Revived from the archives by Virgina Woodward

Ad for Ontelaunee Terrace

Public Service was a publication about life in the Great Agricultural and Industrial Zone of the East Penn Valley between Reading and Allentown, Pa. Ontelaunee Terrace was a development idea for an area of Ontelaunee Park.

From Public Service, June-July, 1930, page 5:
Builders of bungalows sought sites in Ontelaunee Terrace. They were restricted in choice sections of the park with the Blue Mountains, just a mile away, looming over and seeking to look down in lofty, tranquil dignity from their azure heights to impart an air of rugged benediction that brings with it peace and quiet both charming and restful.

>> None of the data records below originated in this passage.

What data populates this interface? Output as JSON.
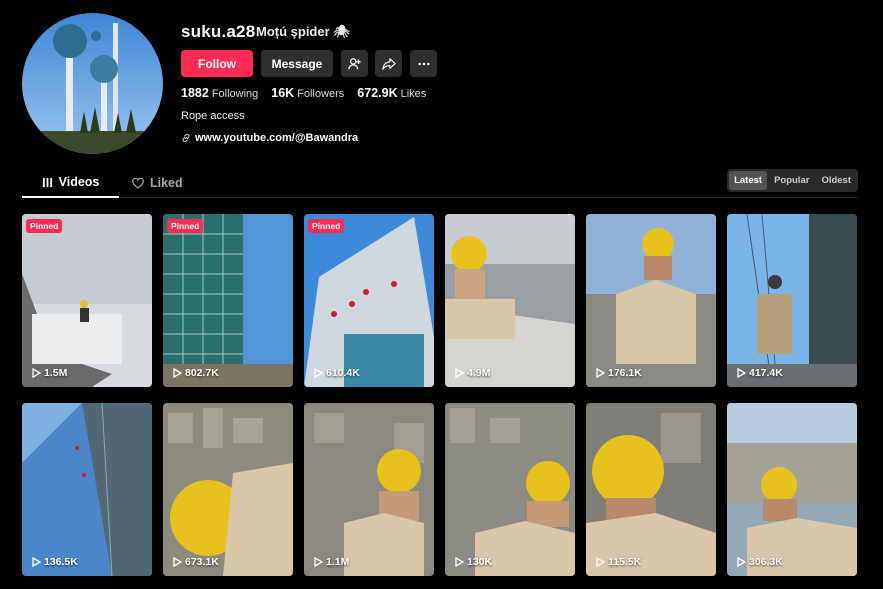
{
  "profile": {
    "username": "suku.a28",
    "nickname": "Moțú şpider 🕷",
    "bio": "Rope access",
    "link": "www.youtube.com/@Bawandra"
  },
  "actions": {
    "follow": "Follow",
    "message": "Message"
  },
  "stats": {
    "following_count": "1882",
    "following_label": "Following",
    "followers_count": "16K",
    "followers_label": "Followers",
    "likes_count": "672.9K",
    "likes_label": "Likes"
  },
  "tabs": {
    "videos": "Videos",
    "liked": "Liked"
  },
  "sort": {
    "latest": "Latest",
    "popular": "Popular",
    "oldest": "Oldest",
    "selected": "Latest"
  },
  "videos": [
    {
      "views": "1.5M",
      "pinned": "Pinned"
    },
    {
      "views": "802.7K",
      "pinned": "Pinned"
    },
    {
      "views": "610.4K",
      "pinned": "Pinned"
    },
    {
      "views": "4.9M"
    },
    {
      "views": "176.1K"
    },
    {
      "views": "417.4K"
    },
    {
      "views": "136.5K"
    },
    {
      "views": "673.1K"
    },
    {
      "views": "1.1M"
    },
    {
      "views": "130K"
    },
    {
      "views": "115.5K"
    },
    {
      "views": "306.3K"
    }
  ],
  "colors": {
    "accent": "#fe2c55",
    "background": "#000000",
    "button": "#2f2f2f"
  }
}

Thus Ontelaunee Terrace offers itself to those seeking recreation and a change from the humdrum of business or a refuge and rest from the fast pace of modern life.

In obedience to the bungalow idea the which was emphatic and insistent, came the birth of the dual proposition – a summer recreation and residential park – a public playground and a quiet family home.

Agreeable to this project Ontelaunee Terrace is to be cut up into building lots. Blue prints block the lots at 40 x 80 feet, high and dry, away from the tumult of the playground, yet near enough to go to and participate in if the spirit of play gets possession of residents. Spring water is to be piped to owners of bungalows, and they will have the perpetual right to enjoy all the privileges of the park.

Ontelaunee Terrace has been laid out by engineers that have had long experience in the building lot and landscape service and attractive building and bungalow sites can now be bought at a fair price which should prove both a good investment and a pleasant experience. It would be a difficult task to find a cleaner or more wholesome place to live or a better vacation spot to spend the summer with the family.


The Lynn-Heidelberg Historical Society is a registered 501(c)3 organization.